Exactly as written, print each of the entries.

[Data about app and page elements]
**********
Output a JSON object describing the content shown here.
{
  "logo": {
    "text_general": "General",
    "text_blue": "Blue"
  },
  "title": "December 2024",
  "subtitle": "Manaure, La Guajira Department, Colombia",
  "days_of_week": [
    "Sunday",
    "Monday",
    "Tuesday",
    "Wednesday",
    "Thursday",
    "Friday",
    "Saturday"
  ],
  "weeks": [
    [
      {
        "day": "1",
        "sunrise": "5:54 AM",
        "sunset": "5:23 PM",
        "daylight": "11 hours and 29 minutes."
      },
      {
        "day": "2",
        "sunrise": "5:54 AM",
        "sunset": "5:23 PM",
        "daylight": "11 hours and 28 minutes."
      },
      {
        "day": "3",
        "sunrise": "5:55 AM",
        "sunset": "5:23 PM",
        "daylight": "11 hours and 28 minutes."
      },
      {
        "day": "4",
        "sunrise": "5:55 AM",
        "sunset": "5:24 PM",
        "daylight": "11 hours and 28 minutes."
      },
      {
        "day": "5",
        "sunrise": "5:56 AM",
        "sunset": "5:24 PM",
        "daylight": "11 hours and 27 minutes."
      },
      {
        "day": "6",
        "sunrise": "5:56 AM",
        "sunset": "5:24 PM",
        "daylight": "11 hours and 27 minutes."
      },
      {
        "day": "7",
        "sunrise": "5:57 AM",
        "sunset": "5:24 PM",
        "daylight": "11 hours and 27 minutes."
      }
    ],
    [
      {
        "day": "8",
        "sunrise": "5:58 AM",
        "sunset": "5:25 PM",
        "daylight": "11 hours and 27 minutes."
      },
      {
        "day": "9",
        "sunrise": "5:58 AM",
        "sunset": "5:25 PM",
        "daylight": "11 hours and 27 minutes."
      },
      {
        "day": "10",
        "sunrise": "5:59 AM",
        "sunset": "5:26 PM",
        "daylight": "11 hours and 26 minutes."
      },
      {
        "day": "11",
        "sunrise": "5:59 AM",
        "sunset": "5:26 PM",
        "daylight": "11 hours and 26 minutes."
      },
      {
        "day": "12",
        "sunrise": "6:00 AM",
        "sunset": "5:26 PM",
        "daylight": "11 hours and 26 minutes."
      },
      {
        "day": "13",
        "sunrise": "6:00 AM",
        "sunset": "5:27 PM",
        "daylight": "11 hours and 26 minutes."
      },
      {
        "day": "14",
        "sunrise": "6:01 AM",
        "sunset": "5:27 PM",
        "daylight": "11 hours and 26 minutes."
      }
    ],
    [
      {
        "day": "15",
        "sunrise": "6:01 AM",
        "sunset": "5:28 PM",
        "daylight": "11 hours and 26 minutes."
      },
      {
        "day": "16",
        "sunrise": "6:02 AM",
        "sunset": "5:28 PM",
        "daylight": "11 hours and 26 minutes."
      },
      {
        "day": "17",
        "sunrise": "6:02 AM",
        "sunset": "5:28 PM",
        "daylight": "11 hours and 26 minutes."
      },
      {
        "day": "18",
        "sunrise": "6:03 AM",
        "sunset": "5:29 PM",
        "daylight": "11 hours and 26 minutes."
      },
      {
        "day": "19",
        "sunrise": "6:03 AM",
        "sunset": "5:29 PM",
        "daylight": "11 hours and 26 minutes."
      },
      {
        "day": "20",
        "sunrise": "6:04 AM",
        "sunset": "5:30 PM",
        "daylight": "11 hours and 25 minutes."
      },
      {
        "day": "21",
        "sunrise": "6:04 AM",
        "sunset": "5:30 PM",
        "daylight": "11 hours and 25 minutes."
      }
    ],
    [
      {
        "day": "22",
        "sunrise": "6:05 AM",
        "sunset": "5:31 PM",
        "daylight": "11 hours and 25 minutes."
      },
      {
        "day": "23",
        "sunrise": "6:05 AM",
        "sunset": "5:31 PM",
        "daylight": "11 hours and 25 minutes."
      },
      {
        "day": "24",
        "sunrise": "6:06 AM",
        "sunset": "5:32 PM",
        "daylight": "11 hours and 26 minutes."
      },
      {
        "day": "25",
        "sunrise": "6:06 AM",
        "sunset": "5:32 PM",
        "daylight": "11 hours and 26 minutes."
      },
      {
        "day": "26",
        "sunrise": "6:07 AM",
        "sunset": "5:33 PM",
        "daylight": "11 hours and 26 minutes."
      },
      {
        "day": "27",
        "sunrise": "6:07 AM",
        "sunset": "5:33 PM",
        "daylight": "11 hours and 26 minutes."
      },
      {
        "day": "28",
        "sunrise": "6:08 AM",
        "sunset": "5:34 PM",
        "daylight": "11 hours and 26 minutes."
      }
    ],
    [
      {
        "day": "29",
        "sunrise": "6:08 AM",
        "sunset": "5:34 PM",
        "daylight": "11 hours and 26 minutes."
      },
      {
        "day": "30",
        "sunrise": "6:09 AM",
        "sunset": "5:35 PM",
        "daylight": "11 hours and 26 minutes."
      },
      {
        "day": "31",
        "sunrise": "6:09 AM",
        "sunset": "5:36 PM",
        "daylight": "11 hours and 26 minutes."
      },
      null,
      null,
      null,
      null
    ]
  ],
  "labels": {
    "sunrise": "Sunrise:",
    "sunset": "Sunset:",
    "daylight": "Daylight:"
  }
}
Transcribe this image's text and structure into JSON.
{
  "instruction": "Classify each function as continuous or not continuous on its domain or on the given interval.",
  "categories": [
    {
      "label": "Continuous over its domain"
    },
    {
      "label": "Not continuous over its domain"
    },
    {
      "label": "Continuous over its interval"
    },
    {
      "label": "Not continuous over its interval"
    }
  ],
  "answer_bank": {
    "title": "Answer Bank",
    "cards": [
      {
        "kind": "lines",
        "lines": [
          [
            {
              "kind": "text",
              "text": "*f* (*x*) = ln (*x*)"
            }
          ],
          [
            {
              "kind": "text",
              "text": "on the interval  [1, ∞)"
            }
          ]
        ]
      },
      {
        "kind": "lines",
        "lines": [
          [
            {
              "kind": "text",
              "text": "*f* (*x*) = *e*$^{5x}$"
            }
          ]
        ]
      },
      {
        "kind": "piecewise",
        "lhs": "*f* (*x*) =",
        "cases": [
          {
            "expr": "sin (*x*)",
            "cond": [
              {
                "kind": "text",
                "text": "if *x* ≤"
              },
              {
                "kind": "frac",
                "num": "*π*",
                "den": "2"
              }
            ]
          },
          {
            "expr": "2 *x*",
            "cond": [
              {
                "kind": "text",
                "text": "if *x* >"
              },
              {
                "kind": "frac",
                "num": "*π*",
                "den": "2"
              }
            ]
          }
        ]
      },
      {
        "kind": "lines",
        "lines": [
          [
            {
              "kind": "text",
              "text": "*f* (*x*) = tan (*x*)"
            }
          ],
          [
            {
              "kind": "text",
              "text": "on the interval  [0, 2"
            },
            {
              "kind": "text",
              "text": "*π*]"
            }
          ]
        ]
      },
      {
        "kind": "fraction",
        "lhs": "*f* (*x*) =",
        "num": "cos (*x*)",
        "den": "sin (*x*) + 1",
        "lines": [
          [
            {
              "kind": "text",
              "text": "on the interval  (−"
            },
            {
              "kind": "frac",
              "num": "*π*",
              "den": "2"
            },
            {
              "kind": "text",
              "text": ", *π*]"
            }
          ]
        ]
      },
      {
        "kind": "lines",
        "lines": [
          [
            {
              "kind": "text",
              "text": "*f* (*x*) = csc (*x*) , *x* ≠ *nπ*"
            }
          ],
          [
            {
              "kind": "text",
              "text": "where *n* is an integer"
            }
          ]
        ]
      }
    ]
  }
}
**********
:: FINISHED EXERCISE ::
Output a JSON object describing the content shown here.
{
  "logo": {
    "text_general": "General",
    "text_blue": "Blue"
  },
  "title": "December 2024",
  "subtitle": "Manaure, La Guajira Department, Colombia",
  "days_of_week": [
    "Sunday",
    "Monday",
    "Tuesday",
    "Wednesday",
    "Thursday",
    "Friday",
    "Saturday"
  ],
  "weeks": [
    [
      {
        "day": "1",
        "sunrise": "5:54 AM",
        "sunset": "5:23 PM",
        "daylight": "11 hours and 29 minutes."
      },
      {
        "day": "2",
        "sunrise": "5:54 AM",
        "sunset": "5:23 PM",
        "daylight": "11 hours and 28 minutes."
      },
      {
        "day": "3",
        "sunrise": "5:55 AM",
        "sunset": "5:23 PM",
        "daylight": "11 hours and 28 minutes."
      },
      {
        "day": "4",
        "sunrise": "5:55 AM",
        "sunset": "5:24 PM",
        "daylight": "11 hours and 28 minutes."
      },
      {
        "day": "5",
        "sunrise": "5:56 AM",
        "sunset": "5:24 PM",
        "daylight": "11 hours and 27 minutes."
      },
      {
        "day": "6",
        "sunrise": "5:56 AM",
        "sunset": "5:24 PM",
        "daylight": "11 hours and 27 minutes."
      },
      {
        "day": "7",
        "sunrise": "5:57 AM",
        "sunset": "5:24 PM",
        "daylight": "11 hours and 27 minutes."
      }
    ],
    [
      {
        "day": "8",
        "sunrise": "5:58 AM",
        "sunset": "5:25 PM",
        "daylight": "11 hours and 27 minutes."
      },
      {
        "day": "9",
        "sunrise": "5:58 AM",
        "sunset": "5:25 PM",
        "daylight": "11 hours and 27 minutes."
      },
      {
        "day": "10",
        "sunrise": "5:59 AM",
        "sunset": "5:26 PM",
        "daylight": "11 hours and 26 minutes."
      },
      {
        "day": "11",
        "sunrise": "5:59 AM",
        "sunset": "5:26 PM",
        "daylight": "11 hours and 26 minutes."
      },
      {
        "day": "12",
        "sunrise": "6:00 AM",
        "sunset": "5:26 PM",
        "daylight": "11 hours and 26 minutes."
      },
      {
        "day": "13",
        "sunrise": "6:00 AM",
        "sunset": "5:27 PM",
        "daylight": "11 hours and 26 minutes."
      },
      {
        "day": "14",
        "sunrise": "6:01 AM",
        "sunset": "5:27 PM",
        "daylight": "11 hours and 26 minutes."
      }
    ],
    [
      {
        "day": "15",
        "sunrise": "6:01 AM",
        "sunset": "5:28 PM",
        "daylight": "11 hours and 26 minutes."
      },
      {
        "day": "16",
        "sunrise": "6:02 AM",
        "sunset": "5:28 PM",
        "daylight": "11 hours and 26 minutes."
      },
      {
        "day": "17",
        "sunrise": "6:02 AM",
        "sunset": "5:28 PM",
        "daylight": "11 hours and 26 minutes."
      },
      {
        "day": "18",
        "sunrise": "6:03 AM",
        "sunset": "5:29 PM",
        "daylight": "11 hours and 26 minutes."
      },
      {
        "day": "19",
        "sunrise": "6:03 AM",
        "sunset": "5:29 PM",
        "daylight": "11 hours and 26 minutes."
      },
      {
        "day": "20",
        "sunrise": "6:04 AM",
        "sunset": "5:30 PM",
        "daylight": "11 hours and 25 minutes."
      },
      {
        "day": "21",
        "sunrise": "6:04 AM",
        "sunset": "5:30 PM",
        "daylight": "11 hours and 25 minutes."
      }
    ],
    [
      {
        "day": "22",
        "sunrise": "6:05 AM",
        "sunset": "5:31 PM",
        "daylight": "11 hours and 25 minutes."
      },
      {
        "day": "23",
        "sunrise": "6:05 AM",
        "sunset": "5:31 PM",
        "daylight": "11 hours and 25 minutes."
      },
      {
        "day": "24",
        "sunrise": "6:06 AM",
        "sunset": "5:32 PM",
        "daylight": "11 hours and 26 minutes."
      },
      {
        "day": "25",
        "sunrise": "6:06 AM",
        "sunset": "5:32 PM",
        "daylight": "11 hours and 26 minutes."
      },
      {
        "day": "26",
        "sunrise": "6:07 AM",
        "sunset": "5:33 PM",
        "daylight": "11 hours and 26 minutes."
      },
      {
        "day": "27",
        "sunrise": "6:07 AM",
        "sunset": "5:33 PM",
        "daylight": "11 hours and 26 minutes."
      },
      {
        "day": "28",
        "sunrise": "6:08 AM",
        "sunset": "5:34 PM",
        "daylight": "11 hours and 26 minutes."
      }
    ],
    [
      {
        "day": "29",
        "sunrise": "6:08 AM",
        "sunset": "5:34 PM",
        "daylight": "11 hours and 26 minutes."
      },
      {
        "day": "30",
        "sunrise": "6:09 AM",
        "sunset": "5:35 PM",
        "daylight": "11 hours and 26 minutes."
      },
      {
        "day": "31",
        "sunrise": "6:09 AM",
        "sunset": "5:36 PM",
        "daylight": "11 hours and 26 minutes."
      },
      null,
      null,
      null,
      null
    ]
  ],
  "labels": {
    "sunrise": "Sunrise:",
    "sunset": "Sunset:",
    "daylight": "Daylight:"
  }
}
Transcribe this image's text and structure into JSON.
{
  "instruction": "Classify each function as continuous or not continuous on its domain or on the given interval.",
  "categories": [
    {
      "label": "Continuous over its domain"
    },
    {
      "label": "Not continuous over its domain"
    },
    {
      "label": "Continuous over its interval"
    },
    {
      "label": "Not continuous over its interval"
    }
  ],
  "answer_bank": {
    "title": "Answer Bank",
    "cards": [
      {
        "kind": "lines",
        "lines": [
          [
            {
              "kind": "text",
              "text": "*f* (*x*) = ln (*x*)"
            }
          ],
          [
            {
              "kind": "text",
              "text": "on the interval  [1, ∞)"
            }
          ]
        ]
      },
      {
        "kind": "lines",
        "lines": [
          [
            {
              "kind": "text",
              "text": "*f* (*x*) = *e*$^{5x}$"
            }
          ]
        ]
      },
      {
        "kind": "piecewise",
        "lhs": "*f* (*x*) =",
        "cases": [
          {
            "expr": "sin (*x*)",
            "cond": [
              {
                "kind": "text",
                "text": "if *x* ≤"
              },
              {
                "kind": "frac",
                "num": "*π*",
                "den": "2"
              }
            ]
          },
          {
            "expr": "2 *x*",
            "cond": [
              {
                "kind": "text",
                "text": "if *x* >"
              },
              {
                "kind": "frac",
                "num": "*π*",
                "den": "2"
              }
            ]
          }
        ]
      },
      {
        "kind": "lines",
        "lines": [
          [
            {
              "kind": "text",
              "text": "*f* (*x*) = tan (*x*)"
            }
          ],
          [
            {
              "kind": "text",
              "text": "on the interval  [0, 2"
            },
            {
              "kind": "text",
              "text": "*π*]"
            }
          ]
        ]
      },
      {
        "kind": "fraction",
        "lhs": "*f* (*x*) =",
        "num": "cos (*x*)",
        "den": "sin (*x*) + 1",
        "lines": [
          [
            {
              "kind": "text",
              "text": "on the interval  (−"
            },
            {
              "kind": "frac",
              "num": "*π*",
              "den": "2"
            },
            {
              "kind": "text",
              "text": ", *π*]"
            }
          ]
        ]
      },
      {
        "kind": "lines",
        "lines": [
          [
            {
              "kind": "text",
              "text": "*f* (*x*) = csc (*x*) , *x* ≠ *nπ*"
            }
          ],
          [
            {
              "kind": "text",
              "text": "where *n* is an integer"
            }
          ]
        ]
      }
    ]
  }
}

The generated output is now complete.